RETROSPECTIVE works to secure a cliff face at the back of Haverfordwest’s Lidl store have been given the backing of county planners.
Lidl UK Ltd, through agent CarneySweeney, sought retrospective permission for the retention of works to stabilise cliff face at the rear of the Perrots Road store.
Works started in March 2017 and were finished by March 2021.
A report for planners says that when the store was built, following a 2016 application, a retaining wall was omitted due to difficulties in excavation to form foundations.
The slope to be retained was cut back to a steep angle and unauthorised slope retention measures were incorporated.
A 2018 amendment to the approved scheme was submitted, seeking approval to allow highway infrastructure alterations and for works to secure the stability of the slope to the rear of the premises.
That was subject to a part refusal; the works to the slope were refused as no supporting information has been submitted with regard to the structural integrity or otherwise of the slope and the supporting structure, the report for planners says.
Following the part refusal and commencement of enforcement action by the local authority, the latest planning application has been made to authorise the works that have been implemented.
The retaining work has entailed the removal of loose material and infilling with concrete that has been anchored into rock at 23 points, covered with rock fall netting.
Although no further deterioration has been observed, the report advises continuation of an existing monitoring regime of six-monthly inspection of the retained wall/rock face, with any defect being reported to Lidl’s engineer for review, assessment, and appropriate action.
“The Head of Infrastructure (Structural Engineer) has reviewed the application supporting documentation and visited the application site. Whilst aspects of the implemented works may be criticised, he has advised that the slope appears stable and that there do not appear to be any signs of imminent collapse. He recommends inspections as part of a regular maintenance regime,” the report says.
It concludes: “The applicant has undertaken unauthorised works to the slope. If this has led to damage to adjoining property as alleged, it is a private civil matter for the property owner to pursue with the applicant. However, no evidence has been supplied to substantiate this claim.

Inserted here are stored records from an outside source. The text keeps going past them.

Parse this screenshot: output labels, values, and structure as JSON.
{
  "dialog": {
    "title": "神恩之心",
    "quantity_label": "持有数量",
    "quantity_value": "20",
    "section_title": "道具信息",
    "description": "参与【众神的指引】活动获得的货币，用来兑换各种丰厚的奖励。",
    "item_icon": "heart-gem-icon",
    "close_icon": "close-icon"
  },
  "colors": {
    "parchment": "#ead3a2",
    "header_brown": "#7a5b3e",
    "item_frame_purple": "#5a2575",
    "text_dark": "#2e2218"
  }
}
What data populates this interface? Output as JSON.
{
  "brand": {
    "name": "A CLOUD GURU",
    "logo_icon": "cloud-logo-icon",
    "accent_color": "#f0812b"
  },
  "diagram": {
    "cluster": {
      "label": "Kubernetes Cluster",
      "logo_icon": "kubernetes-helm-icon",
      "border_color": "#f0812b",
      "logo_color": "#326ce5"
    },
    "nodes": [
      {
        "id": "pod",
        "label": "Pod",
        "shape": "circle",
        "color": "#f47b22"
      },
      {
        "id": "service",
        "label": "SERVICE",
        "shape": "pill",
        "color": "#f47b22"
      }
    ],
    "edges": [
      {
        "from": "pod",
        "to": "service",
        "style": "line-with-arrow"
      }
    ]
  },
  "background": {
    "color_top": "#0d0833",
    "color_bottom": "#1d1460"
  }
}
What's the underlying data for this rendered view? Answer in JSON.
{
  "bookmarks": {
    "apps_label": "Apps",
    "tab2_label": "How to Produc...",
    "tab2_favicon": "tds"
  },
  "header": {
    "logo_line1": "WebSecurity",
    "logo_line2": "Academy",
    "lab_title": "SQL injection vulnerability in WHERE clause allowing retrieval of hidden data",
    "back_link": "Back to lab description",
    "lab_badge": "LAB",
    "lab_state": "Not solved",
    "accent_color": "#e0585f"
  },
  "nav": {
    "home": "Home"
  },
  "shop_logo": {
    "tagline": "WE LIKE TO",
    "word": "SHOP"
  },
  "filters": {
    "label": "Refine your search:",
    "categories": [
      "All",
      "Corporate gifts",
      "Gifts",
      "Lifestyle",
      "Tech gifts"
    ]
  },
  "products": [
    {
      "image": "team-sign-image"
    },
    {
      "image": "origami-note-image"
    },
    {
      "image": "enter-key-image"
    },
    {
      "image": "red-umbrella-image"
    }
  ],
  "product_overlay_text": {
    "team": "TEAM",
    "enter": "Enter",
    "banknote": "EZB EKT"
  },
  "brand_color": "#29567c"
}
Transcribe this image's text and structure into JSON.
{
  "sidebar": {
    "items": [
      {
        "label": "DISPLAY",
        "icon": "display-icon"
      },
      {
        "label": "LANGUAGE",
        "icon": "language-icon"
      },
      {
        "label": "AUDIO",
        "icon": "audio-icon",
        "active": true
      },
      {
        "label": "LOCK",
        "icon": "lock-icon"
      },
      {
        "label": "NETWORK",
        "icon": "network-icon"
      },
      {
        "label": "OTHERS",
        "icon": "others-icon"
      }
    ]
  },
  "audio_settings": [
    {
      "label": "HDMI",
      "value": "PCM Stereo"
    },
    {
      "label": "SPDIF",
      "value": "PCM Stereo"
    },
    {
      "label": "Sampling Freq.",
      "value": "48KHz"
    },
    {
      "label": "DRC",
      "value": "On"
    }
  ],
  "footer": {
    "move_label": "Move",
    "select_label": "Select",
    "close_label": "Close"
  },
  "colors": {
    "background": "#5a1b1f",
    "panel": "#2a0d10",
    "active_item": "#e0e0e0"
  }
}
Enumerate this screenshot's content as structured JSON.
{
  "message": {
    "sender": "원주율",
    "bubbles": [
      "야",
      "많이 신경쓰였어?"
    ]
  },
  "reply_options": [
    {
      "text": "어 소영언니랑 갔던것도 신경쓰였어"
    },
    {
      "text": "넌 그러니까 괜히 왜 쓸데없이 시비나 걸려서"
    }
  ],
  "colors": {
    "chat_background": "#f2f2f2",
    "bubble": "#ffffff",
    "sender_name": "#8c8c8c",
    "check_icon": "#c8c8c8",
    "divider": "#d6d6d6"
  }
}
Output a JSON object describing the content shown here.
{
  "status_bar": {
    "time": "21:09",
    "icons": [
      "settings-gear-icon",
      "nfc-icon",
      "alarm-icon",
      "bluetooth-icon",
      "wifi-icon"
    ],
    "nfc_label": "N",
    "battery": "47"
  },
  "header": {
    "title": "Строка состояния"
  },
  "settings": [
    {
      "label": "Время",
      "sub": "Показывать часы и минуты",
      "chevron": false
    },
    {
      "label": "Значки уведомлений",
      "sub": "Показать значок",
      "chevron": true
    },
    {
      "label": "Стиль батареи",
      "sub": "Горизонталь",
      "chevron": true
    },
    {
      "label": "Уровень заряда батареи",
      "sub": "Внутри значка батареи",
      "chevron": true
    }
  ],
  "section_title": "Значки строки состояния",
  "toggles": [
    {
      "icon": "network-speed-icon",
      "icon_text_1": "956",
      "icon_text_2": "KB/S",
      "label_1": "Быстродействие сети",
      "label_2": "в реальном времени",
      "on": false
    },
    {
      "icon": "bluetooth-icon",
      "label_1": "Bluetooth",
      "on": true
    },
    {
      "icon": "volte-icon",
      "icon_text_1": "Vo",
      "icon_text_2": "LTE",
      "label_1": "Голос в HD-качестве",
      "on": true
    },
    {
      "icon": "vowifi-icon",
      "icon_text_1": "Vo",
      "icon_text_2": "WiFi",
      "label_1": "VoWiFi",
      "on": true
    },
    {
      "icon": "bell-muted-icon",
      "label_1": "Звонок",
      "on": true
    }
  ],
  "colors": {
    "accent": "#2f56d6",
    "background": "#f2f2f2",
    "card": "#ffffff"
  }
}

“The works have been undertaken to ensure stability of the slope and officers conclude that on balance, in light of the advice of the Head of Infrastructure (Structural Engineer), that it is appropriate to approve the works retrospectively to achieve this aim.”
The application was conditionally approved by planning officers.